After this disappointment, I convinced Eric to try the Ihwa Mural Village, and we liked that experience much better. The stairs were insanely steep (photo below) but the awesome views and general lack of people made it much more charming.
Of course, we also loved the murals and art installations.
On our way back to the hotel, we decided to get off the very crowded subway and take a quick stroll through Namdaemun Market. I believe this market is listed as being open for 24 hours, but many of the food stalls were closing up at 4pm – presumably for a break before dinner.
We spent a couple of hours in the lounge reading and relaxing (and drinking cava) before heading back out. This evening it was south again to the Iteawon neighborhood. That morning, we had asked the hotel to try and make us a dinner reservation at Maple Tree House. Unfortunately they had no reservations left, so we tried our luck at just showing up. No luck, an hour wait wasn’t something we were interested in.
Thankfully, Eric had found a good alternative next door so we went to Busan Galbi instead. The staff didn’t speak much English but the menu was easy to read and pointing worked just fine.

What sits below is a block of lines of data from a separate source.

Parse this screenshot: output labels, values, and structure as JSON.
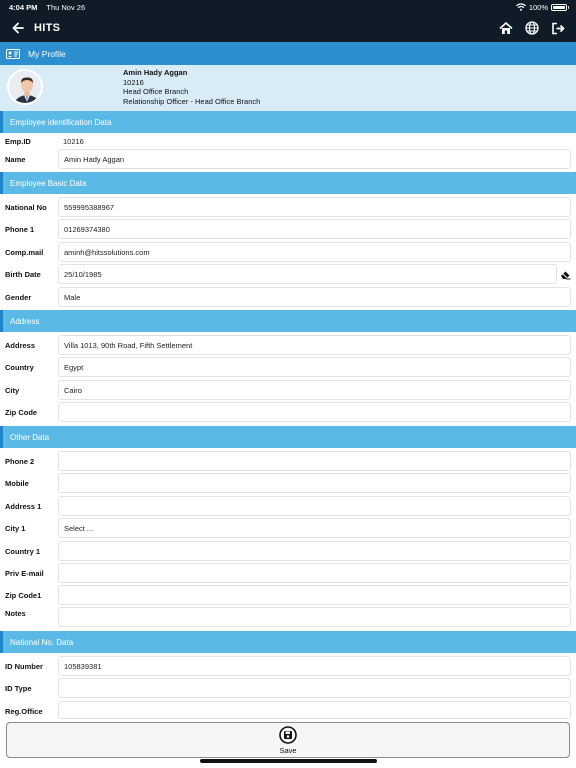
{
  "status_bar": {
    "time": "4:04 PM",
    "date": "Thu Nov 26",
    "battery": "100%"
  },
  "nav": {
    "title": "HITS",
    "icons": [
      "arrow-left-icon",
      "home-icon",
      "globe-icon",
      "logout-icon"
    ]
  },
  "profile_header": {
    "title": "My Profile"
  },
  "profile": {
    "name": "Amin Hady Aggan",
    "id": "10216",
    "branch": "Head Office Branch",
    "position": "Relationship Officer - Head Office Branch"
  },
  "sections": {
    "employee_identification": "Employee identification Data",
    "employee_basic": "Employee Basic Data",
    "address": "Address",
    "other": "Other Data",
    "national": "National No. Data"
  },
  "fields": {
    "emp_id": {
      "label": "Emp.ID",
      "value": "10216"
    },
    "name": {
      "label": "Name",
      "value": "Amin Hady Aggan"
    },
    "national_no": {
      "label": "National No",
      "value": "559995388967"
    },
    "phone1": {
      "label": "Phone 1",
      "value": "01269374380"
    },
    "comp_mail": {
      "label": "Comp.mail",
      "value": "aminh@hitssolutions.com"
    },
    "birth_date": {
      "label": "Birth Date",
      "value": "25/10/1985"
    },
    "gender": {
      "label": "Gender",
      "value": "Male"
    },
    "address": {
      "label": "Address",
      "value": "Villa 1013, 90th Road, Fifth Settlement"
    },
    "country": {
      "label": "Country",
      "value": "Egypt"
    },
    "city": {
      "label": "City",
      "value": "Cairo"
    },
    "zip_code": {
      "label": "Zip Code",
      "value": ""
    },
    "phone2": {
      "label": "Phone 2",
      "value": ""
    },
    "mobile": {
      "label": "Mobile",
      "value": ""
    },
    "address1": {
      "label": "Address 1",
      "value": ""
    },
    "city1": {
      "label": "City 1",
      "value": "Select ..."
    },
    "country1": {
      "label": "Country 1",
      "value": ""
    },
    "priv_email": {
      "label": "Priv E-mail",
      "value": ""
    },
    "zip_code1": {
      "label": "Zip Code1",
      "value": ""
    },
    "notes": {
      "label": "Notes",
      "value": ""
    },
    "id_number": {
      "label": "ID Number",
      "value": "105839381"
    },
    "id_type": {
      "label": "ID Type",
      "value": ""
    },
    "reg_office": {
      "label": "Reg.Office",
      "value": ""
    }
  },
  "save": {
    "label": "Save"
  },
  "colors": {
    "nav_bg": "#0f1b26",
    "header_blue": "#2b8fd0",
    "section_blue": "#5bb9e6",
    "profile_bg": "#d7ecf7"
  }
}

Meat arrived with tons of other small dishes, and our waitress cooked the food for us right at the table (the table next to us did their own so this also seems to be an option).
The kimchi was good and very spicy! Eric really liked the soy-red pepper paste sauce and we both liked the salad with sesame dressing. Eric was happy he chose the soy marinated beef (which was quite lean) and my ribeye was delicious. I felt this second-floor restaurant was a good value and its location is right in the heart of this busy neighborhood.
We hadn’t had a cocktail for two whole days, so that needed to be remedied! Blacklist was supposed to be located a short walk up the street from our dinner place, but when we found the building, there was no sign of the bar. Not giving up, Eric stalked their social media pages and saw that they posted an address change on Instagram mere hours earlier. So, we put in the new address and tracked them down to their new location a few blocks away. Turned out it was the first night of their soft open! Because they were still not completely open, the atmosphere was very casual and the lounge was full of regulars and friends of the owners. After we ordered our drinks, we spent some time chatting with the owners, meeting the resident whippet, and enjoying some strong cocktails. My Mule was great but Eric could have done with less ginger in his whisky cocktail!
After a lovely evening out we took the metro back to our hotel and slept oh so well after a long day.